Search the records for lines that contain the word "Yogyakarta". Copy them all.

**Dataset rows for apps and sites:**
□ □ □ □

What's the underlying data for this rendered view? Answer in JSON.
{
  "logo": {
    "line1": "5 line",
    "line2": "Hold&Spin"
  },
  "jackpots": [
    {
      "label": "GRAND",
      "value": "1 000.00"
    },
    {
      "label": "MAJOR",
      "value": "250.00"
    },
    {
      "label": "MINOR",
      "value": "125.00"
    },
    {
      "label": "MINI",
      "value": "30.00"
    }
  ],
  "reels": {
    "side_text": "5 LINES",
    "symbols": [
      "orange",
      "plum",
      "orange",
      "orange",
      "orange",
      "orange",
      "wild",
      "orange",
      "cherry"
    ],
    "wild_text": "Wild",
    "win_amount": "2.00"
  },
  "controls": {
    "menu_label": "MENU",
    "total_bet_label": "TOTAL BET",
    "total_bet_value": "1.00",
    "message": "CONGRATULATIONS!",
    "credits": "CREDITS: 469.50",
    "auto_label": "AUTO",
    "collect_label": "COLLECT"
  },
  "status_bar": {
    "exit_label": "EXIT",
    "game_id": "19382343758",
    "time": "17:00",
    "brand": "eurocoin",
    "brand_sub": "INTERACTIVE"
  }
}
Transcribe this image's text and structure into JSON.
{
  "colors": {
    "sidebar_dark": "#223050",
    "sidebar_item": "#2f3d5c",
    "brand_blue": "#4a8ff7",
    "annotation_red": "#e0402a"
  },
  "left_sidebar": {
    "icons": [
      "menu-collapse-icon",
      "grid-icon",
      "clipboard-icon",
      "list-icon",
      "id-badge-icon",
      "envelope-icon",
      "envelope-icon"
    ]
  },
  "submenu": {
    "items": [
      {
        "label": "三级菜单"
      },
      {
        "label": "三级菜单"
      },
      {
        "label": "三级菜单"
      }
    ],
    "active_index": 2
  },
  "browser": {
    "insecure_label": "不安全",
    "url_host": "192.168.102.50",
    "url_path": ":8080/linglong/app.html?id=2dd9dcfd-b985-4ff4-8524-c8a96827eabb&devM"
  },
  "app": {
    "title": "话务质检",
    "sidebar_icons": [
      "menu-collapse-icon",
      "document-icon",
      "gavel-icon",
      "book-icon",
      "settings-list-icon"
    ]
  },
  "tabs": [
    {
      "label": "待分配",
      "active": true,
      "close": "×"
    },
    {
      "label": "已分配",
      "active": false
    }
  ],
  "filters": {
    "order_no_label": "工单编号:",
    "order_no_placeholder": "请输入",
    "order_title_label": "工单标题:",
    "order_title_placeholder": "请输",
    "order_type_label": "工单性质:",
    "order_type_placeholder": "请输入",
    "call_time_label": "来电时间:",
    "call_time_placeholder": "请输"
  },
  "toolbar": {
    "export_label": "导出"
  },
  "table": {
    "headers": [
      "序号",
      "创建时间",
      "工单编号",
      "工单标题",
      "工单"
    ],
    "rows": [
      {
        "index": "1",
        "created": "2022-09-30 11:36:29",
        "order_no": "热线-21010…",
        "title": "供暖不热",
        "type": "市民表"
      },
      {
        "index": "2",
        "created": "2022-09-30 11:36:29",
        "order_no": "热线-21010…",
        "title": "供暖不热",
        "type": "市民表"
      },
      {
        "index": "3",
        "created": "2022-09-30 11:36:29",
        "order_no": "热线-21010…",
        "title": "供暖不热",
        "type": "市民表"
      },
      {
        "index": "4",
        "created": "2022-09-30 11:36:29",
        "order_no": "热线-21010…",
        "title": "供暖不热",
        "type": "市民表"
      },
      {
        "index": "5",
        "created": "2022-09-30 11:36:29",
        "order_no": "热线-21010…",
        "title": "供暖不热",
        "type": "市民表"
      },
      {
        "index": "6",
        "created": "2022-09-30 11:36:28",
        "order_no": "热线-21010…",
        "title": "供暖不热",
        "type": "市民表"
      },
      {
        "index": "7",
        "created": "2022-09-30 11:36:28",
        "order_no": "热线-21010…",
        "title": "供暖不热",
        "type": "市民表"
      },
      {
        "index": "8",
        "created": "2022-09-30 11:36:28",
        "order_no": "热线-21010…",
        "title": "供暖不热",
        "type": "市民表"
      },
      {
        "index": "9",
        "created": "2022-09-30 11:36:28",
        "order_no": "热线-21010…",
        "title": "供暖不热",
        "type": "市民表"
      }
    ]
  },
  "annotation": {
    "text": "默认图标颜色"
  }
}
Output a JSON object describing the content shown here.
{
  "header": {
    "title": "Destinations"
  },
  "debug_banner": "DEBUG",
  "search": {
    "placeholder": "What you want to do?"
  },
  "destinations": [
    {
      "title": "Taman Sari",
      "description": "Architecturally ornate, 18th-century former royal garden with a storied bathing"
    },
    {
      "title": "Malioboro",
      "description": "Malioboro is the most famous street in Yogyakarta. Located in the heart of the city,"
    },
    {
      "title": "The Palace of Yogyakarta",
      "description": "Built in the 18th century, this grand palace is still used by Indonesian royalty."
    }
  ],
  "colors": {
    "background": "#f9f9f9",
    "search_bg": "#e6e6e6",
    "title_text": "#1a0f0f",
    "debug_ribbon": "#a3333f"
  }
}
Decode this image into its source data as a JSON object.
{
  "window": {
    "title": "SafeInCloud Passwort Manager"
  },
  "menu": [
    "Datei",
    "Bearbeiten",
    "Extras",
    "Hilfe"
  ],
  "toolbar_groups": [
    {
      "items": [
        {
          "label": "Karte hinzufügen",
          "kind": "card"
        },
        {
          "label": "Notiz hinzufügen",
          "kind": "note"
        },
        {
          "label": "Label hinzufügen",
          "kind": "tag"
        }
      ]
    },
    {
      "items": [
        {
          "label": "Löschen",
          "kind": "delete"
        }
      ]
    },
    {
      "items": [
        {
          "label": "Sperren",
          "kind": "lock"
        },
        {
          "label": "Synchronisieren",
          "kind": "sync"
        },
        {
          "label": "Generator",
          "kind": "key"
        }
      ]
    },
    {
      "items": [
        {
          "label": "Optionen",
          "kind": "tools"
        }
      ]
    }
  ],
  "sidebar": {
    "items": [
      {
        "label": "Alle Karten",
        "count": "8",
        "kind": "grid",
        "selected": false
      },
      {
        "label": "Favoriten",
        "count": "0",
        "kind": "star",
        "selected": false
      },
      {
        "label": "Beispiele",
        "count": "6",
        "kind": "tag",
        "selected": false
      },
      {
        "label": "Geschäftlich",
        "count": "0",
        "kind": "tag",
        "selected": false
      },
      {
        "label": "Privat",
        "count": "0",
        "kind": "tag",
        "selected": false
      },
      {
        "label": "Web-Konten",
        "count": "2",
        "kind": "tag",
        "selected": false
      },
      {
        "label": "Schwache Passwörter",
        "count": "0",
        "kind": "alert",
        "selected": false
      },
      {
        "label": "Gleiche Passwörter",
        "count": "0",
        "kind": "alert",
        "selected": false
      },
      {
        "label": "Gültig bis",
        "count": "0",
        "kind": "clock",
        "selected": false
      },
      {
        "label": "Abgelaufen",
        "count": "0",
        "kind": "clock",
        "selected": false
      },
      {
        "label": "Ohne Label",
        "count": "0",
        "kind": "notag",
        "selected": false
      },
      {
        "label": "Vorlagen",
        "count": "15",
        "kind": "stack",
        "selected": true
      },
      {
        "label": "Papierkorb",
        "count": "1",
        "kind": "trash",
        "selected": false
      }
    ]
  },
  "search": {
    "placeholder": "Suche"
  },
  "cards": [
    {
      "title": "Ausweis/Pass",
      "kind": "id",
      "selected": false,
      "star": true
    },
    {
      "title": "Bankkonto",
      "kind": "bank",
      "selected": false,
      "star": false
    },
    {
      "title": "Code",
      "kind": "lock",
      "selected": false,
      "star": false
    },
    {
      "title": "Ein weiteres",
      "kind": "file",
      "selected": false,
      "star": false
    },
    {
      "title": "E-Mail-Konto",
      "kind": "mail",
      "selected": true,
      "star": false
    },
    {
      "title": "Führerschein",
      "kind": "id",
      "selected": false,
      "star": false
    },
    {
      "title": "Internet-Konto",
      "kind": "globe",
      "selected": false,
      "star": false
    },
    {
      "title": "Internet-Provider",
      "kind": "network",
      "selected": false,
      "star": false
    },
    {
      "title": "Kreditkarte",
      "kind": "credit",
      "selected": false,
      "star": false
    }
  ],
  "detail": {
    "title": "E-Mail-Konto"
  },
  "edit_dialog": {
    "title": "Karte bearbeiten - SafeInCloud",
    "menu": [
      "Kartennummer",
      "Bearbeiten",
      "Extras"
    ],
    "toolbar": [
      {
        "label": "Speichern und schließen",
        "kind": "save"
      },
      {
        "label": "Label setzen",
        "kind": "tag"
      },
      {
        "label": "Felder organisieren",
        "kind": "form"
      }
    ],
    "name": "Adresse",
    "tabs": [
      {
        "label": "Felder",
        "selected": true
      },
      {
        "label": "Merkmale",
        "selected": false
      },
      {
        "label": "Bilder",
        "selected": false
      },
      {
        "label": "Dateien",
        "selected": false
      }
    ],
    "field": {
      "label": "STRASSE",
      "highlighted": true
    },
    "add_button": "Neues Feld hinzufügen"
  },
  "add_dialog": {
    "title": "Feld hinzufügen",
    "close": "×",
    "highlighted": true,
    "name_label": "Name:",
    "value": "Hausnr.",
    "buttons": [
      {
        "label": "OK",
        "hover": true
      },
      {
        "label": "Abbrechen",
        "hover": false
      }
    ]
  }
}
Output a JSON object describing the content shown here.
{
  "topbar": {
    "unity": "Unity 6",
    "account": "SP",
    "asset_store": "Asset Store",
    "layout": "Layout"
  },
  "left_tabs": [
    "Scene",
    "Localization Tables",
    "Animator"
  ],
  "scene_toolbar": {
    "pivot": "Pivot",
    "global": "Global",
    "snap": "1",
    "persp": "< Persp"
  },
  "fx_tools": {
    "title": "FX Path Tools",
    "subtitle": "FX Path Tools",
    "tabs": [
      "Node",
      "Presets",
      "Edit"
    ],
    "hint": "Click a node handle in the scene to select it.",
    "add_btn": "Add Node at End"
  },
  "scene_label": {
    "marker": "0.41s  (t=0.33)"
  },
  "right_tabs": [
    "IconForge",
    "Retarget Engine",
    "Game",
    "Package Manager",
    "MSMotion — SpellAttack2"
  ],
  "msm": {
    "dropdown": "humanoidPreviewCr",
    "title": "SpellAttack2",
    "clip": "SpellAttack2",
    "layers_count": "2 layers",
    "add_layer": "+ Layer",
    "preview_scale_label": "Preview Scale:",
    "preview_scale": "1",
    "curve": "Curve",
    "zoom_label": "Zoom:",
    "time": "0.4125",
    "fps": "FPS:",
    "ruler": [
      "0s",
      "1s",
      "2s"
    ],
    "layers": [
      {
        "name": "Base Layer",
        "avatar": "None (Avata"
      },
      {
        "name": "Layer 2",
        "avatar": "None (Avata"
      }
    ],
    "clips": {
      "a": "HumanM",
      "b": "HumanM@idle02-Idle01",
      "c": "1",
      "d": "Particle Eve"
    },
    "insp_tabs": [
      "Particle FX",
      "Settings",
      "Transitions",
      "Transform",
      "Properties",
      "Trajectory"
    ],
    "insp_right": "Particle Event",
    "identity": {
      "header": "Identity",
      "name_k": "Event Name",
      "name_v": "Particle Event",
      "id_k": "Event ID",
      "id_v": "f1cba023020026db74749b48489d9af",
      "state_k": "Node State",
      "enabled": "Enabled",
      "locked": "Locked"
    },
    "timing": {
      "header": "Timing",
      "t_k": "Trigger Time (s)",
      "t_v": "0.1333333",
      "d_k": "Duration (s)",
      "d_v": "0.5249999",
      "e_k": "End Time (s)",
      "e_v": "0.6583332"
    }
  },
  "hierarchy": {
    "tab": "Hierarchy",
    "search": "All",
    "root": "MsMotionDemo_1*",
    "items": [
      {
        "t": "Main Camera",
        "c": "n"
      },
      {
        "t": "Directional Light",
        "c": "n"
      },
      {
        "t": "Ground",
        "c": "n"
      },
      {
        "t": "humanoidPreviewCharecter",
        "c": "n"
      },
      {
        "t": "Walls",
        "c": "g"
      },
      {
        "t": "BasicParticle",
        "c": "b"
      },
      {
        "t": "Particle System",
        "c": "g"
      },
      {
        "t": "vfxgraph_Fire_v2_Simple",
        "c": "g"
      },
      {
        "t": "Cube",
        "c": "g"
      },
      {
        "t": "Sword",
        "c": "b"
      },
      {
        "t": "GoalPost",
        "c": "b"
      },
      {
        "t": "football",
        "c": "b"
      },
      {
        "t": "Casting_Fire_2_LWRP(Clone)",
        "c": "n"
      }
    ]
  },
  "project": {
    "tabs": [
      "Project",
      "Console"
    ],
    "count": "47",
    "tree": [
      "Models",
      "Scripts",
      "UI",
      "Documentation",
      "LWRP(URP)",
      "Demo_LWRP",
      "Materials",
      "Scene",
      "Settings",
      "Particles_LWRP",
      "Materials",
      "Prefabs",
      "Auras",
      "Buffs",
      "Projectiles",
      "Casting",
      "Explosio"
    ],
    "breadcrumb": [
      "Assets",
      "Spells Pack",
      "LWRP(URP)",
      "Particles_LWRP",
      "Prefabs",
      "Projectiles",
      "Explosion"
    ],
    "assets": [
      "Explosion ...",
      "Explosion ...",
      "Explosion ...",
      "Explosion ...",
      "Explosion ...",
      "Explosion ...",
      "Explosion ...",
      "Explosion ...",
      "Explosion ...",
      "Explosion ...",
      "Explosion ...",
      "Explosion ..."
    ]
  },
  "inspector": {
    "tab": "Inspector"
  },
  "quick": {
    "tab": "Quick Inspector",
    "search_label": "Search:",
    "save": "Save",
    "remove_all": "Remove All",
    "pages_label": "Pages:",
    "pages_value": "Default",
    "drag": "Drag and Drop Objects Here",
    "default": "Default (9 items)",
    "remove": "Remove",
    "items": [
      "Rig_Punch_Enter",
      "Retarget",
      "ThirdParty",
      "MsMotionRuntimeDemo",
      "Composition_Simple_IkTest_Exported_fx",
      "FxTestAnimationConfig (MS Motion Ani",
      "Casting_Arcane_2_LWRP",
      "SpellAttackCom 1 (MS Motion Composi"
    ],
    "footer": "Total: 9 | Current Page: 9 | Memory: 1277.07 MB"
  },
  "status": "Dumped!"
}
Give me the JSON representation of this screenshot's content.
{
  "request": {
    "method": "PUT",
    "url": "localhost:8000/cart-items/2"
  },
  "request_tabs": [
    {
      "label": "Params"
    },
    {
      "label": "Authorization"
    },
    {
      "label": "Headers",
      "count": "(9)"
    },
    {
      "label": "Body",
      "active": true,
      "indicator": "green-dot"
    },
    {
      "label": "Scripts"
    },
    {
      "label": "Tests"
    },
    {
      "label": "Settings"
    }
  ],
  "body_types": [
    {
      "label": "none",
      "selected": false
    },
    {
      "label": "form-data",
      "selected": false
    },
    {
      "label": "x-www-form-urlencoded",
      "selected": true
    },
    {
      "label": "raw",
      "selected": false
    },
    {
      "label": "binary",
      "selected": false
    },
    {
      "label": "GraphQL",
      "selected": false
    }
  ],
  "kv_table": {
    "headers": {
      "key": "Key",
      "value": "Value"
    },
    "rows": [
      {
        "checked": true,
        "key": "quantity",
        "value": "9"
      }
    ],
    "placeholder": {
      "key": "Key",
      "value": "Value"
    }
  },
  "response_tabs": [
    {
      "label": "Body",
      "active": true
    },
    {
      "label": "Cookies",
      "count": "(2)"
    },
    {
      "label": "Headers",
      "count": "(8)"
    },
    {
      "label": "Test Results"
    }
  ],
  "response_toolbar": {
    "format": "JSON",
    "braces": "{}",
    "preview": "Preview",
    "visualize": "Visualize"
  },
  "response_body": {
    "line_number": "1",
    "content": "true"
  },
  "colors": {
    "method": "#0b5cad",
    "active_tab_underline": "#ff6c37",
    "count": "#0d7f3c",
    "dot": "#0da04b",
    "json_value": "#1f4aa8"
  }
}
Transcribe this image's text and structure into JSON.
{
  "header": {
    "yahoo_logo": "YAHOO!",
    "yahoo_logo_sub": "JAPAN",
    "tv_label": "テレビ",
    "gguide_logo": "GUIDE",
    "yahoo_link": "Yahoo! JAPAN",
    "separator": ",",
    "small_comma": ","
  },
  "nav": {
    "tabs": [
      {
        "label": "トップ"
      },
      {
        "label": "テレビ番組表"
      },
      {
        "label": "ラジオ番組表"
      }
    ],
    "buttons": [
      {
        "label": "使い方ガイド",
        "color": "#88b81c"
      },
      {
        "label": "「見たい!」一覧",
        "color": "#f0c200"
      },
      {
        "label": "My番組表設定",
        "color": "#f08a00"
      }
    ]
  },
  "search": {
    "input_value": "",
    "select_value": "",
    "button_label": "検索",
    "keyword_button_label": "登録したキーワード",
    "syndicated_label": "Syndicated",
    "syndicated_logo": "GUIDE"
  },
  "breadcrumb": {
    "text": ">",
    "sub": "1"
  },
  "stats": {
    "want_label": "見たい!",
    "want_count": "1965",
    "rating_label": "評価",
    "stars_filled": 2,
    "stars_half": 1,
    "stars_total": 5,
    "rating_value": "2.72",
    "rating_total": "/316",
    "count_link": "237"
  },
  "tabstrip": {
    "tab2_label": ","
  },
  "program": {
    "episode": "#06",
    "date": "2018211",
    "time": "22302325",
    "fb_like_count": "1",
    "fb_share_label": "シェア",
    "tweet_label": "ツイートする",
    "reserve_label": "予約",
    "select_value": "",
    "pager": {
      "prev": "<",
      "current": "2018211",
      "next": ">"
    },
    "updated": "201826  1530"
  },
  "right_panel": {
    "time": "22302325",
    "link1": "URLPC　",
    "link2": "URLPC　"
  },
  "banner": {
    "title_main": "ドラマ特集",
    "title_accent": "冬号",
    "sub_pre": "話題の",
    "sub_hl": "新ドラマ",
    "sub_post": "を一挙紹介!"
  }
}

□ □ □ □

**Task solution:**
      "description": "Malioboro is the most famous street in Yogyakarta. Located in the heart of the city,"
      "title": "The Palace of Yogyakarta",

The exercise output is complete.